  1. play  |plā| verb 1 [no object] engage in activity for enjoyment and recreation rather than a serious or practical purpose: the children were playing outside | her friends were playing with their dolls.
  2. *at loose ends idiom not knowing what to do : not having anything in particular to do; With everyone on vacation she was at loose ends.
  3. chorus |ˈkôrəs|  noun (plural choruses)  a simultaneous utterance of something by many people: a growing chorus of complaint | “Good morning,” we replied in chorus.  3 a simultaneous utterance of something by many people: a growing chorus of complaint | “Good morning,” we replied in chorus.
  4. daunting |ˈdôn(t)iNGˈdän(t)iNG| adjective seeming difficult to deal with in anticipation; intimidating: a daunting task.
  5. opportunity  |ˌäpərˈt(y)o͞onədē| noun (plural opportunities) a set of circumstances that makes it possible to do something: we may see increased opportunities for export | the collection gives students the opportunity of reading works by well-known author
  6. volition |vōˈliSH(ə)n| noun  the faculty or power of using one’s will: without conscious volition she backed into her office.
  7. necessary  |ˈnesəˌserē| adjective 1 required to be done, achieved, or present; needed; essential: members are admitted only after they have gained the necessary experience | it’s not necessary for you to be here.
  8. essential |əˈsen(t)SHəl| adjective 1 absolutely necessary; extremely important: [with infinitive] : it is essential to keep up-to-date records | fiber is an essential ingredient.
  9. dwindle |ˈdwindl| verb [no object] diminish gradually in size, amount, or strength: traffic has dwindled to a trickle | (as adjective dwindling) : dwindling resources.
  10. abrupt |əˈbrəpt| adjective-1 sudden and unexpected: I was surprised by the abrupt change of subject | our round of golf came to an abrupt end on the 13th hole.


New Oxford American Dictionary

*Merriam-Webster Dictionary

Grammar Focus: Identifying Prepositions

In the early part of the 2000s, governmental policies prioritized literacy and numeracy skills over less easily tested skills, such as social-emotional ability, despite warnings from early childhood education experts and bodies such as the American Academy of Pediatrics.
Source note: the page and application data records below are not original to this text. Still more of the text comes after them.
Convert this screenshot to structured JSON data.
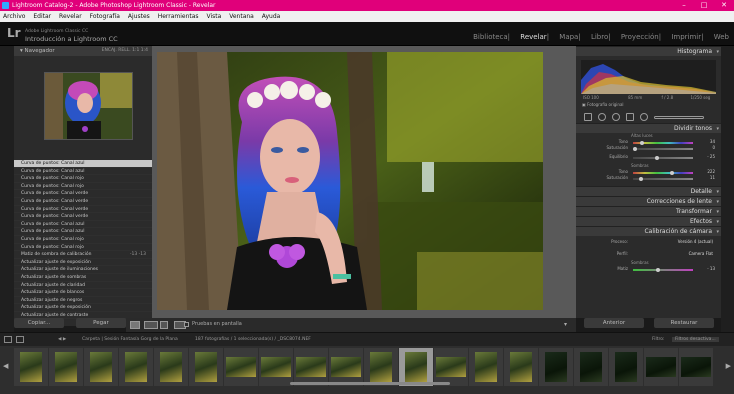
{
  "window": {
    "title": "Lightroom Catalog-2 - Adobe Photoshop Lightroom Classic - Revelar"
  },
  "menu": [
    "Archivo",
    "Editar",
    "Revelar",
    "Fotografía",
    "Ajustes",
    "Herramientas",
    "Vista",
    "Ventana",
    "Ayuda"
  ],
  "identity": {
    "logo": "Lr",
    "subtitle": "Adobe Lightroom Classic CC",
    "title": "Introducción a Lightroom CC"
  },
  "modules": [
    "Biblioteca",
    "Revelar",
    "Mapa",
    "Libro",
    "Proyección",
    "Imprimir",
    "Web"
  ],
  "active_module": "Revelar",
  "navigator": {
    "label": "Navegador",
    "options": "ENCAJ.   RELL.   1:1   1:4"
  },
  "history": [
    {
      "label": "Curva de puntos: Canal azul",
      "selected": true
    },
    {
      "label": "Curva de puntos: Canal azul"
    },
    {
      "label": "Curva de puntos: Canal rojo"
    },
    {
      "label": "Curva de puntos: Canal rojo"
    },
    {
      "label": "Curva de puntos: Canal verde"
    },
    {
      "label": "Curva de puntos: Canal verde"
    },
    {
      "label": "Curva de puntos: Canal verde"
    },
    {
      "label": "Curva de puntos: Canal verde"
    },
    {
      "label": "Curva de puntos: Canal azul"
    },
    {
      "label": "Curva de puntos: Canal azul"
    },
    {
      "label": "Curva de puntos: Canal rojo"
    },
    {
      "label": "Curva de puntos: Canal rojo"
    },
    {
      "label": "Matiz de sombra de calibración",
      "value": "-13   -13"
    },
    {
      "label": "Actualizar ajuste de exposición"
    },
    {
      "label": "Actualizar ajuste de iluminaciones"
    },
    {
      "label": "Actualizar ajuste de sombras"
    },
    {
      "label": "Actualizar ajuste de claridad"
    },
    {
      "label": "Actualizar ajuste de blancos"
    },
    {
      "label": "Actualizar ajuste de negros"
    },
    {
      "label": "Actualizar ajuste de exposición"
    },
    {
      "label": "Actualizar ajuste de contraste"
    }
  ],
  "left_buttons": {
    "copy": "Copiar...",
    "paste": "Pegar"
  },
  "toolbar": {
    "soft_proof": "Pruebas en pantalla"
  },
  "right": {
    "histogram_label": "Histograma",
    "histo_meta": [
      "ISO 100",
      "85 mm",
      "f / 2.8",
      "1/250 seg"
    ],
    "original_photo": "Fotografía original",
    "split_toning": "Dividir tonos",
    "highlights_label": "Altas luces",
    "shadows_label": "Sombras",
    "sliders_high": [
      {
        "label": "Tono",
        "value": "34"
      },
      {
        "label": "Saturación",
        "value": "0"
      }
    ],
    "balance": {
      "label": "Equilibrio",
      "value": "- 25"
    },
    "sliders_shadow": [
      {
        "label": "Tono",
        "value": "222"
      },
      {
        "label": "Saturación",
        "value": "11"
      }
    ],
    "sections": [
      "Detalle",
      "Correcciones de lente",
      "Transformar",
      "Efectos",
      "Calibración de cámara"
    ],
    "calib_process": {
      "label": "Proceso:",
      "value": "Versión 4 (actual)"
    },
    "calib_profile": {
      "label": "Perfil:",
      "value": "Camera Flat"
    },
    "calib_shadows": "Sombras",
    "calib_tint": {
      "label": "Matiz",
      "value": "- 13"
    }
  },
  "right_buttons": {
    "previous": "Anterior",
    "reset": "Restaurar"
  },
  "filmbar": {
    "info": "Carpeta | Sesión Fantasía Gorg de la Plana",
    "count": "187 fotografías / 1 seleccionada(s) / _DSC8074.NEF",
    "filter_label": "Filtro:",
    "filter_value": "Filtros desactiva..."
  }
}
Average recess time in America — unstructured time for children to engage in the kind of play they want — has shrunk to just 25 minutes, far less than most other countries in the world.

Reading Comprehension

Identify The  Speakers

  1. Laura Huerta Migus, director of the Association of Children’s Museums: “Play, she says, is a necessary component of building social bonds, first with parents and caregivers and then with other adults and peers.”
  2. Lynneth Solis, a play and education researcher with Project Zero at the Harvard Graduate School of Education: “But play, by its very nature, also prepares individuals to deal with uncertainty and “feel comfortable with risk-taking.”
  3. Jennifer Fane, a PhD candidate at Flinders University in Australia: “Play can also help clarify precisely what those negative emotions are about: Kids can be terrible communicators, but play is their medium.”
  4. Professor Paul Ramchandani, the LEGO Professor of Play in Education, Development, and Learning at the University of Cambridge in England: “However, none of us should read too much into what we see in children’s play. . . interpreting children’s play is very fraught.”